What could be an easier way to step back into time than by watching one of Douglas Sirk's Technicolor soap operas from the mid-'50s? 'All that Heaven Allows' with Rock Hudson and Jane Wyman, or 'Written on the Wind' and 'There's Always Tomorrow'?
Ah, if only they would show these films in a classic drive-in theater!
The bad news is, drive-in theaters today show new movies which, good as some may be, are not from the 1950s. The good news, of course, is that drive-ins still exist—and their popularity is increasing.
"The very best here in L.A.," says Adriene Biondo, who follow such things, "is the Mission Tiki Drive-In in Montclair."
Frank Huttinger runs the family-owned drive-in, which he renamed the Mission Tiki Drive-in in 2005. It had been called simply 'The Mission Drive-in.' He brought in a Polynesian garden with hibiscus and Easter Island moai, designed and built by artist Danny Gallardo, who calls himself Tiki Diablo.

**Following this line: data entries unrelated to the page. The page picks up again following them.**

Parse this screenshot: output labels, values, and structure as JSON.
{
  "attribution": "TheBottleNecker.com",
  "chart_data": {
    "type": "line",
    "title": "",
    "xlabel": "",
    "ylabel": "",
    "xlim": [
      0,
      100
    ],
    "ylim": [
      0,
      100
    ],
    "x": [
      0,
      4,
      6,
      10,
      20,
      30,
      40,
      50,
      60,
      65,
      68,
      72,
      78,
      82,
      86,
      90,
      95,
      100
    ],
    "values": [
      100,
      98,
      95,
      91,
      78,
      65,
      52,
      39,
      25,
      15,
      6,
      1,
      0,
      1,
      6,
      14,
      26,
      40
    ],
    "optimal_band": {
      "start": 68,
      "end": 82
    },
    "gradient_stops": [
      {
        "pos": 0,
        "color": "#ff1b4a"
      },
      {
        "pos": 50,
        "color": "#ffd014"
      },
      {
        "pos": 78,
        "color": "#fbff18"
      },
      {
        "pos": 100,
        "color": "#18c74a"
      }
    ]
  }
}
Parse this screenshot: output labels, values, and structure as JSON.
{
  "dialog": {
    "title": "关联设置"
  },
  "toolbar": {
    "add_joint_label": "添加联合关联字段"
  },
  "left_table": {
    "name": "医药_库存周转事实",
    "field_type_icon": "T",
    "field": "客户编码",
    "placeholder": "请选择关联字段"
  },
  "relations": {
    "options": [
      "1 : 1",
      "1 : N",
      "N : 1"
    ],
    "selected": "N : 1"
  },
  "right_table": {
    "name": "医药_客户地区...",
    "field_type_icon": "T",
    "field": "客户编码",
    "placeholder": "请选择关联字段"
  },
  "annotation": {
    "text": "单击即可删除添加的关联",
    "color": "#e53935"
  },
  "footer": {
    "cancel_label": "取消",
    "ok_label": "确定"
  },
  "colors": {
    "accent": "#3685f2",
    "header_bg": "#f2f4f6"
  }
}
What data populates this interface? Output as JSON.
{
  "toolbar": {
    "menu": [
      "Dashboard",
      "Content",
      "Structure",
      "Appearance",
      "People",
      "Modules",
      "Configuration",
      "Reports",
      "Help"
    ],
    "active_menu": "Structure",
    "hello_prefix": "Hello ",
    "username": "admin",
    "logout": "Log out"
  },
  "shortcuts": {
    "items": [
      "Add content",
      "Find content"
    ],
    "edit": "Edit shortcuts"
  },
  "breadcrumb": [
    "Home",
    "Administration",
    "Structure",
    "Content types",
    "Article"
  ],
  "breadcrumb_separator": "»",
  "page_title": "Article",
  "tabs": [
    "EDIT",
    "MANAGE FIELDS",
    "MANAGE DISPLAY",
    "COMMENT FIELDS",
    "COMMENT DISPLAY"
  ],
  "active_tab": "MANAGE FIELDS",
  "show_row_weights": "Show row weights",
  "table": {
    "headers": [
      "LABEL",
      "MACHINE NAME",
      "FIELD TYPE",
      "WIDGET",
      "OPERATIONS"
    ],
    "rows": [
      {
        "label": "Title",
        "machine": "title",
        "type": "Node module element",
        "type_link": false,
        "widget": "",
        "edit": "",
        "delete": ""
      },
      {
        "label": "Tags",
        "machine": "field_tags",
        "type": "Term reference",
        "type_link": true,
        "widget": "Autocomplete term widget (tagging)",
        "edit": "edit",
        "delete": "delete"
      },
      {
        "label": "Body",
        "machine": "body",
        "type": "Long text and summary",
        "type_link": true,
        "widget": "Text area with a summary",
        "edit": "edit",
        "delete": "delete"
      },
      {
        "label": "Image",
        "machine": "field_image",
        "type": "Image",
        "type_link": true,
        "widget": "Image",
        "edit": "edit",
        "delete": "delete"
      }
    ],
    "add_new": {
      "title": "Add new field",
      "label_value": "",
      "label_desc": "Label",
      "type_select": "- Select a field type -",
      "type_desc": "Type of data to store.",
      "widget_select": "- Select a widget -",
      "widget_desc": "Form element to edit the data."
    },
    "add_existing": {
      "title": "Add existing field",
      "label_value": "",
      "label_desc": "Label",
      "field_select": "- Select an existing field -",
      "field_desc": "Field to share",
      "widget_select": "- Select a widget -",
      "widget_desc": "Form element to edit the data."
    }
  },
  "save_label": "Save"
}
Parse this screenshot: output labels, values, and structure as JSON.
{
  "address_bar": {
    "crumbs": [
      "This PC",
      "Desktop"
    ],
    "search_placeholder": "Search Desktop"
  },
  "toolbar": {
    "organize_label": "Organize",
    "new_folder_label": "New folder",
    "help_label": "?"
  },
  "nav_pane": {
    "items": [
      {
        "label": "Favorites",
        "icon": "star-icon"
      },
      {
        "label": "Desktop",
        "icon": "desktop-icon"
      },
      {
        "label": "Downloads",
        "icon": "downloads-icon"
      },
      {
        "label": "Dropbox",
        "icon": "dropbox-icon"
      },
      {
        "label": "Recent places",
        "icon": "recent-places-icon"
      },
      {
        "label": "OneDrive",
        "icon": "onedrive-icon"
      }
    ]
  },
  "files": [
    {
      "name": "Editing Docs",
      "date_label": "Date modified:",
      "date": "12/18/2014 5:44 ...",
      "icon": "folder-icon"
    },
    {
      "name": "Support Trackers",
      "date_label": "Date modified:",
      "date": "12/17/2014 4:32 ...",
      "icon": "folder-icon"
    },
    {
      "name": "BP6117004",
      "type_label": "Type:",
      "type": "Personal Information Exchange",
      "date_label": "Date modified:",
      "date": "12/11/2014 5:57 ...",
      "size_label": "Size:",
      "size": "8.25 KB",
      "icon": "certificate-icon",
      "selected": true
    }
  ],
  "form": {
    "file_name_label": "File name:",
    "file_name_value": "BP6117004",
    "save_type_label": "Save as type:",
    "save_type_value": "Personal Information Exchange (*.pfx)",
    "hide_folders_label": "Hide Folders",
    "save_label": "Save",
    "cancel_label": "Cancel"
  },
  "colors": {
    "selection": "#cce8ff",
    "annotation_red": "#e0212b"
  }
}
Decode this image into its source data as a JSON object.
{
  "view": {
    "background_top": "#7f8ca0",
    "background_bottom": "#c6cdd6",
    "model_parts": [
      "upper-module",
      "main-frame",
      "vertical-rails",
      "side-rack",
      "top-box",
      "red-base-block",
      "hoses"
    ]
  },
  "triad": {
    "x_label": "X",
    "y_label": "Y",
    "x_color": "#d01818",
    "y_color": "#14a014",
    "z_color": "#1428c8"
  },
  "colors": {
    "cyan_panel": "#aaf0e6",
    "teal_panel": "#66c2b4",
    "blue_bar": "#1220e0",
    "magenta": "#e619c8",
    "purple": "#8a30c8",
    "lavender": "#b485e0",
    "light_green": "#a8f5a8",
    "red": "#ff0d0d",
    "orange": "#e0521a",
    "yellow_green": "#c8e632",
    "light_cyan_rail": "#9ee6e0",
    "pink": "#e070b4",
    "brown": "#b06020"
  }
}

"The best thing is to get a group of people," says Tiki Diablo, who maintains his studio at the drive-in. "You drive in at night, the tiki torches are flickering, the lights are highlighting all of our work. That's the neatest thing, the environment, and being there with your family or the group you're with. It's a theme park at night."
• Mission Tiki (10798 Ramona Ave., Montclair): missiontiki.com
Looking for quieter times? Something slightly pensive? Something natural, yet created by human art? Get out in a garden.
Some of the best examples of mid-century modern design in California are the gardens created by landscape architects Thomas Church, Lawrence Halprin, Garret Eckbo, and Robert Royston.
One of the best such gardens was designed by the lesser known Theodore Osmundson in 1958 and remains an oasis of peace in the middle of bustling downtown Oakland.
The Kaiser Roof Garden sits two levels above Lake Merritt, sheltered by architect Welton Beckett's curvaceous, imposing, and aluminum-clad Kaiser Building, built for the giant aluminum and engineering firm.
The garden is quintessentially 1950s in the way it blends nature—live oaks and spruce, olive trees and Japanese maple, meadows, fuchsia, hydrangeas, and Canterbury bells—with an abstract composition, complete with rolling hillocks, an amoeba-like lagoon, and touches of Asia, including a Japanese bridge.
Don't miss the bio-morphically-shaped water fountain near the elevators.
• Kaiser Roof Garden (300 Lakeside Dr., Oakland): kaisercenterroofgarden.com
Not everything in life can be a walk in a garden. What could be more 1950s than a family night out? Why not spend it watching some kicking and screaming, body-slamming and hair-pulling, with helmeted guys and gals rolling like mad around a high-banked track to high-pitched shouts like "we want carnage!"